Stored data:
_____

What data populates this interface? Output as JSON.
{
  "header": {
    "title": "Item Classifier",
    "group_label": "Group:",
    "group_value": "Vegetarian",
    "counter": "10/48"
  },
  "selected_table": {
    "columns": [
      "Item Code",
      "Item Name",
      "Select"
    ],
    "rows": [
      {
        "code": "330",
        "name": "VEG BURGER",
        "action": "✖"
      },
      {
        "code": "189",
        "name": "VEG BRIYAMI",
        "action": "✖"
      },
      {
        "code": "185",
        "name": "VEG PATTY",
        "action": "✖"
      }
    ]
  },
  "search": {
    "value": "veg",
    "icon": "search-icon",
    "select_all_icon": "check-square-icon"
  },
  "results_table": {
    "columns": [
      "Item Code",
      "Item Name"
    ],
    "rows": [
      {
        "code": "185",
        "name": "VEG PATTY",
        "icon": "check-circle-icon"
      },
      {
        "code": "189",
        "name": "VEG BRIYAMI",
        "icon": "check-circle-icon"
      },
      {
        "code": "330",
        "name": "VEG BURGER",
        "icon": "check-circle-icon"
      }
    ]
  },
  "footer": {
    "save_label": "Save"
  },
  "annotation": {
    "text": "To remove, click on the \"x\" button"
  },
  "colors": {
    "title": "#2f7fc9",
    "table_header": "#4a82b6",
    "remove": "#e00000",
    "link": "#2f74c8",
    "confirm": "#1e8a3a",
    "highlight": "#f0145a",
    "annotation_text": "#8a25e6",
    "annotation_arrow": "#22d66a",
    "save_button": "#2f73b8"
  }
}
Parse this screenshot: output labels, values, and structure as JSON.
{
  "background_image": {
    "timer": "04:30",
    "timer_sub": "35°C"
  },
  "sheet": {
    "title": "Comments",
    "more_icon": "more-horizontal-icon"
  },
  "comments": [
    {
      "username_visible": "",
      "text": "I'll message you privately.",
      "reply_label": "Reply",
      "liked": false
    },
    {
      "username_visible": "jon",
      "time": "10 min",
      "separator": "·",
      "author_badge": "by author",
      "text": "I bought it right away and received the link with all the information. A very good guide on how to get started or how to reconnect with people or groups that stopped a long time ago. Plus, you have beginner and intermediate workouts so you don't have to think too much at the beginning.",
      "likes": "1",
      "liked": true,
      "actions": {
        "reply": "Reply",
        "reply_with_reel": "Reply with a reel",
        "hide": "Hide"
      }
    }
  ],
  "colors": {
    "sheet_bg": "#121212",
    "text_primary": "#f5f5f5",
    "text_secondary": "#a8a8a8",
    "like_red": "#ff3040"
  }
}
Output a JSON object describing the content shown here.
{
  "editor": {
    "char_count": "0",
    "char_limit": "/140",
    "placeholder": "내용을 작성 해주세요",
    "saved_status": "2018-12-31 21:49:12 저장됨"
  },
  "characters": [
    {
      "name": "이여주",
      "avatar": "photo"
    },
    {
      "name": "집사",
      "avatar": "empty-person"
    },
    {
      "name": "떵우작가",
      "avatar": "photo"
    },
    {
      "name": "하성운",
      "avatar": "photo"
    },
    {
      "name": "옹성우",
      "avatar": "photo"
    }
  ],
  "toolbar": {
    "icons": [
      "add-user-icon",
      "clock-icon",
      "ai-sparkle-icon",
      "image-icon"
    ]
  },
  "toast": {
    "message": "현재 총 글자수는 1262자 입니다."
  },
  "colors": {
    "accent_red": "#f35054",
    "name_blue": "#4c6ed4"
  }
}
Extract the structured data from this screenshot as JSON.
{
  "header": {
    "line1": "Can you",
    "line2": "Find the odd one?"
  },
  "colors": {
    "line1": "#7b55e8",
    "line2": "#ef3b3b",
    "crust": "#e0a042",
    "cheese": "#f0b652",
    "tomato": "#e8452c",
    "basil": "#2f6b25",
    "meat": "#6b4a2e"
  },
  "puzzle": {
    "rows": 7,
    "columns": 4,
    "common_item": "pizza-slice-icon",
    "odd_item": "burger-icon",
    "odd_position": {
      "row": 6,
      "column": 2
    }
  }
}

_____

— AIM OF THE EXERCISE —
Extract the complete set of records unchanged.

— SOLVED PROBLEM —
What data populates this interface? Output as JSON.
{
  "header": {
    "title": "Item Classifier",
    "group_label": "Group:",
    "group_value": "Vegetarian",
    "counter": "10/48"
  },
  "selected_table": {
    "columns": [
      "Item Code",
      "Item Name",
      "Select"
    ],
    "rows": [
      {
        "code": "330",
        "name": "VEG BURGER",
        "action": "✖"
      },
      {
        "code": "189",
        "name": "VEG BRIYAMI",
        "action": "✖"
      },
      {
        "code": "185",
        "name": "VEG PATTY",
        "action": "✖"
      }
    ]
  },
  "search": {
    "value": "veg",
    "icon": "search-icon",
    "select_all_icon": "check-square-icon"
  },
  "results_table": {
    "columns": [
      "Item Code",
      "Item Name"
    ],
    "rows": [
      {
        "code": "185",
        "name": "VEG PATTY",
        "icon": "check-circle-icon"
      },
      {
        "code": "189",
        "name": "VEG BRIYAMI",
        "icon": "check-circle-icon"
      },
      {
        "code": "330",
        "name": "VEG BURGER",
        "icon": "check-circle-icon"
      }
    ]
  },
  "footer": {
    "save_label": "Save"
  },
  "annotation": {
    "text": "To remove, click on the \"x\" button"
  },
  "colors": {
    "title": "#2f7fc9",
    "table_header": "#4a82b6",
    "remove": "#e00000",
    "link": "#2f74c8",
    "confirm": "#1e8a3a",
    "highlight": "#f0145a",
    "annotation_text": "#8a25e6",
    "annotation_arrow": "#22d66a",
    "save_button": "#2f73b8"
  }
}
Parse this screenshot: output labels, values, and structure as JSON.
{
  "background_image": {
    "timer": "04:30",
    "timer_sub": "35°C"
  },
  "sheet": {
    "title": "Comments",
    "more_icon": "more-horizontal-icon"
  },
  "comments": [
    {
      "username_visible": "",
      "text": "I'll message you privately.",
      "reply_label": "Reply",
      "liked": false
    },
    {
      "username_visible": "jon",
      "time": "10 min",
      "separator": "·",
      "author_badge": "by author",
      "text": "I bought it right away and received the link with all the information. A very good guide on how to get started or how to reconnect with people or groups that stopped a long time ago. Plus, you have beginner and intermediate workouts so you don't have to think too much at the beginning.",
      "likes": "1",
      "liked": true,
      "actions": {
        "reply": "Reply",
        "reply_with_reel": "Reply with a reel",
        "hide": "Hide"
      }
    }
  ],
  "colors": {
    "sheet_bg": "#121212",
    "text_primary": "#f5f5f5",
    "text_secondary": "#a8a8a8",
    "like_red": "#ff3040"
  }
}
Output a JSON object describing the content shown here.
{
  "editor": {
    "char_count": "0",
    "char_limit": "/140",
    "placeholder": "내용을 작성 해주세요",
    "saved_status": "2018-12-31 21:49:12 저장됨"
  },
  "characters": [
    {
      "name": "이여주",
      "avatar": "photo"
    },
    {
      "name": "집사",
      "avatar": "empty-person"
    },
    {
      "name": "떵우작가",
      "avatar": "photo"
    },
    {
      "name": "하성운",
      "avatar": "photo"
    },
    {
      "name": "옹성우",
      "avatar": "photo"
    }
  ],
  "toolbar": {
    "icons": [
      "add-user-icon",
      "clock-icon",
      "ai-sparkle-icon",
      "image-icon"
    ]
  },
  "toast": {
    "message": "현재 총 글자수는 1262자 입니다."
  },
  "colors": {
    "accent_red": "#f35054",
    "name_blue": "#4c6ed4"
  }
}
Extract the structured data from this screenshot as JSON.
{
  "header": {
    "line1": "Can you",
    "line2": "Find the odd one?"
  },
  "colors": {
    "line1": "#7b55e8",
    "line2": "#ef3b3b",
    "crust": "#e0a042",
    "cheese": "#f0b652",
    "tomato": "#e8452c",
    "basil": "#2f6b25",
    "meat": "#6b4a2e"
  },
  "puzzle": {
    "rows": 7,
    "columns": 4,
    "common_item": "pizza-slice-icon",
    "odd_item": "burger-icon",
    "odd_position": {
      "row": 6,
      "column": 2
    }
  }
}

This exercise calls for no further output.